I have to say I envied Jason and Ginny their adventures along Route 1.
- By: Paul Doiron
When we decided to devote an issue of Down East to Route 1 in Maine, we quickly found ourselves confronted with all sorts of practical problems. The road — from Fort Kent to Kittery — is 527 miles long (not counting all the offshoots of 1A). Unless you’re planning on creating a roadside encyclopedia, you have to narrow the focus; there’s simply no way to talk about all aspects of life along a highway that’s longer than Massachusetts and New York state combined. (Yes, it’s actually shorter to drive from Boston to Buffalo than from the Saint John to the Piscataqua along Route 1).
We decided that guidebooks had already done an exhaustive job of mapping out the highway’s tourist attractions; shops, inns, and restaurants. But very few people, since the late photographer Berenice Abbott, had attempted to capture the many subcultures of Route 1. If you start on the Canadian border, as we did, and drive south, you pass not just through changing landscapes — from potato fields to pine forests to blueberry barrens to rocky coasts, salt marshes, and beaches — you also pass through a graduated series of Maine communities that have different ways of living but also different ways of looking at the world. So instead of creating yet another travel guide, we decided that we would focus on telling the stories of the people who live and work along the state’s most famous road.
Next we had to find a photographer who could devote weeks to the project. Jason P. Smith logged hundreds of hours and miles searching for the images that tell the untold stories of Route 1. In his pictures you’ll encounter not just proud farmers, but also purple-haired hula dancers.

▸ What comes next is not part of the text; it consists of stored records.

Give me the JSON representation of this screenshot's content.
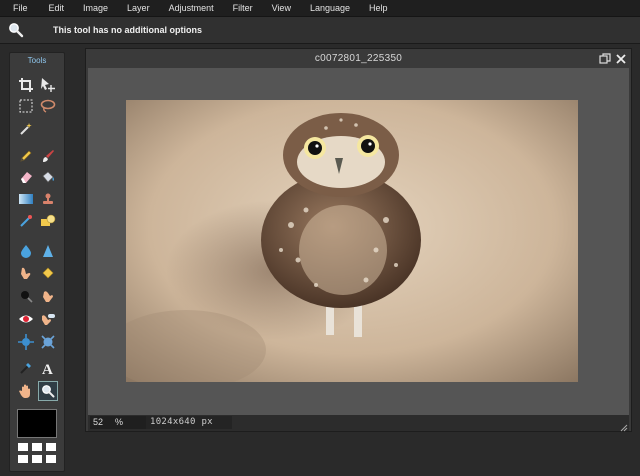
{
  "menubar": {
    "items": [
      "File",
      "Edit",
      "Image",
      "Layer",
      "Adjustment",
      "Filter",
      "View",
      "Language",
      "Help"
    ]
  },
  "options": {
    "text": "This tool has no additional options",
    "icon": "zoom-icon"
  },
  "tools": {
    "title": "Tools",
    "items": [
      "crop-icon",
      "move-icon",
      "marquee-select-icon",
      "lasso-icon",
      "magic-wand-icon",
      "pencil-icon",
      "brush-icon",
      "eraser-icon",
      "paint-bucket-icon",
      "gradient-icon",
      "clone-stamp-icon",
      "color-replace-icon",
      "drawing-icon",
      "blur-icon",
      "sharpen-icon",
      "smudge-icon",
      "sponge-icon",
      "dodge-icon",
      "burn-icon",
      "red-eye-icon",
      "spot-heal-icon",
      "bloat-icon",
      "pinch-icon",
      "color-picker-icon",
      "type-icon",
      "hand-icon",
      "zoom-icon"
    ],
    "selected": "zoom-icon",
    "foreground_color": "#000000"
  },
  "window": {
    "title": "c0072801_225350",
    "zoom": "52",
    "zoom_unit": "%",
    "dimensions": "1024x640 px"
  }
}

Finally, we needed an extraordinary journalist who was willing to set out on the assignment of a lifetime. We found her in our own offices. Down East Senior Writer Virginia M. Wright has authored many of the magazine’s best “place pieces”; her gift for capturing the essence of a community — whether it’s Mount Vernon or Madawaska — has earned her some of the top awards in regional magazine writing. Ginny drove the entire length of Route 1 over the course of ten days on a true journey of discovery.
I have to say I envied Jason and Ginny their adventures. But looking at the pictures Jason took and the stories Ginny told, I feel in a way like I was riding shotgun with them the whole time. I hope you will, too.
- By: Paul Doiron